With scientific evidenced scattered all over the place about the effect of cell phone radiation on the human body, it can feel necessary to wear a tinfoil hat when reading about this topic. However, even though a firm consensus linking cancer and cell phone use has yet to be established, many of us might want to know which ones throw off the largest amount of radiation. Cnet outlined the 5 worst offenders in this video as based on the specific absorption rate, or SAR.
Even though a cause-effect relationship has not been noted, it’s a fact that cell phones emit radiofrequency energy, which is a form of non-ionizing electromagnetic radiation, and that energy can be absorbed by tissues close to where the phone is held. Remember, neoplastic processes like cancer aren’t the only thing researchers are looking at with regards to cell phone radiation. The Cleveland Clinic has a paper that sheds light on a decrease in male fertility that might be related.
Technology has taken a vantage leap in providing solutions for man. Before now, technology used to appear complex and would require a great deal of expertise to handle solutions available. Today, we have technology applicable in the simplest human activities as smart products with intelligent algorithms powering them as they make error-free judgments and provide intelligent and analytic solutions.
Does technology have all the answers?
This article from Credit Suisse, tells us that technology does not have all the answers because it has been found to exhibit “similar biases,” as humans. No one can discredit the impact of technology, but it is not totally free of human input and this is the reason we experience these biases in many areas we have technology holding foot.
Creating technological solutions transparently

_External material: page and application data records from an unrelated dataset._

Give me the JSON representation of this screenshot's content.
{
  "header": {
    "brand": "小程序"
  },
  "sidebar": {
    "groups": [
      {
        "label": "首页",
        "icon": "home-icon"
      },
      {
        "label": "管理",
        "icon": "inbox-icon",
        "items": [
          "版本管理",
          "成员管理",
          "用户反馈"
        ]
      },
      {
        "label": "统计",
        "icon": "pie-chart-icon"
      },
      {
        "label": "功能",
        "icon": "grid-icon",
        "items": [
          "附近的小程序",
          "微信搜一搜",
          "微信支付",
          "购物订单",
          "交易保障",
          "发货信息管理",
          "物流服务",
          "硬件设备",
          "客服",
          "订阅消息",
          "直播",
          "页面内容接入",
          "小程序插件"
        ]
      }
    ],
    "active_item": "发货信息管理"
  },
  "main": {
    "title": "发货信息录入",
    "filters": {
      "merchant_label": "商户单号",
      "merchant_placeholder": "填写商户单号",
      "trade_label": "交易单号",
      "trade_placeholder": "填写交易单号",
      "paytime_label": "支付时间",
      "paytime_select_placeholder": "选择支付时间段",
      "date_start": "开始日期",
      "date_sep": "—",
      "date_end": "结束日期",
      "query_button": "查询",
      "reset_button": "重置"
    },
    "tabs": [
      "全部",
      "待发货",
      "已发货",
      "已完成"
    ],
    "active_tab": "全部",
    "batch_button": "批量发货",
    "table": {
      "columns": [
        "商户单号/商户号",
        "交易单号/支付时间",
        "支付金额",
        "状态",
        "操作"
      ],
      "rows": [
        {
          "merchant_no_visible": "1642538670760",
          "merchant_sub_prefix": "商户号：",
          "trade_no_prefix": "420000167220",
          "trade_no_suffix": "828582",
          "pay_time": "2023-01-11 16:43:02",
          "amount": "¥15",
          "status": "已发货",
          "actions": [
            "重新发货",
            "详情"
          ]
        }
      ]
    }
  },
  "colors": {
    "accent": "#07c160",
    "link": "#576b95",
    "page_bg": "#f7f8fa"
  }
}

This article suggests that the process of creating technological solutions be made transparent and subject to contribution from many people who would end up as users of the product – male, female, young, old, learned, unlearned and all other preferences as we have them. It also underscores the importance of having women on product development teams. This approach is not sure to eliminate all forms of bias, but it is a good way to start in order to appraise the full benefits of technology.
Technology as the connecting tool

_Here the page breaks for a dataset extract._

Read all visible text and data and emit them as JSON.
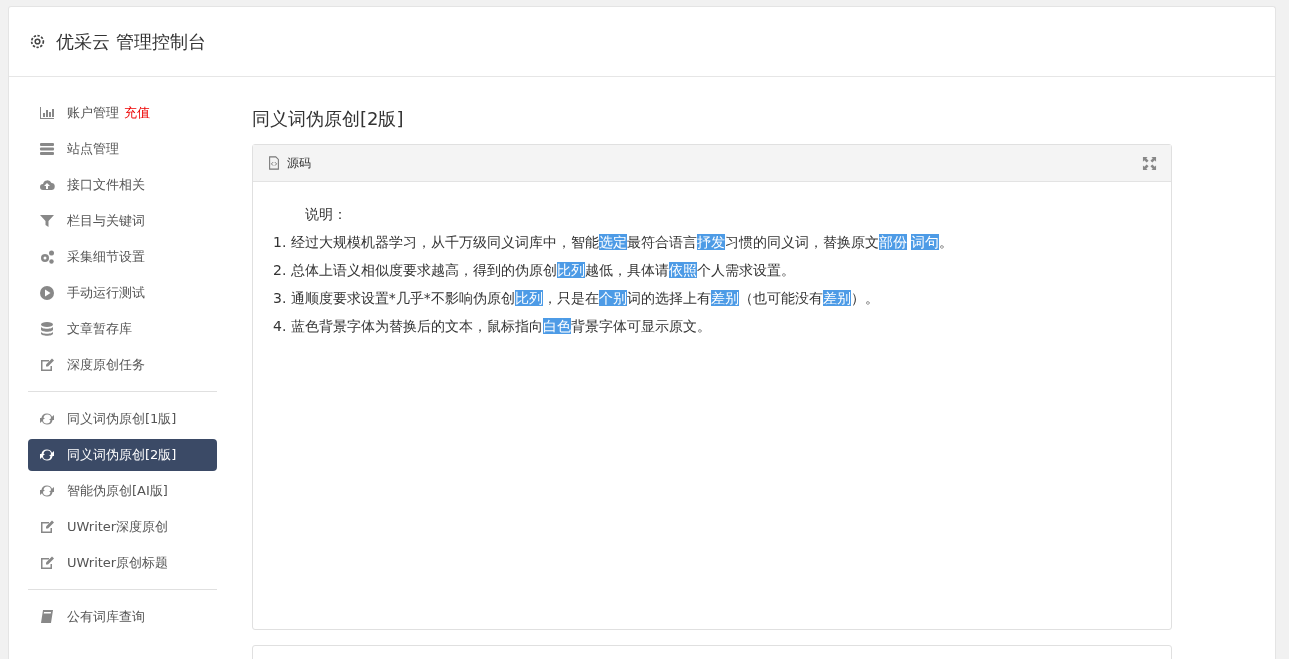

Technology so far has been a major connecting tool amongst us humans. It is used and appreciated by all regardless of race, language and sex. In order to keep it less subjective to these arguments about human biases. I believe we should gather opinions on products and solutions before making them available to the public. This could be done by gathering input from intended target users and receiving feedback across the stages of production.
“Recognizing the problem is a start…success will depend on inclusive technologies that meet this vast untapped market.” This cannot be more apt especially at a time when we look up to technology for solutions. We should not muzzle our progress with technology by battling algorithm bias. The first way to avoid this battle is by reading this article here.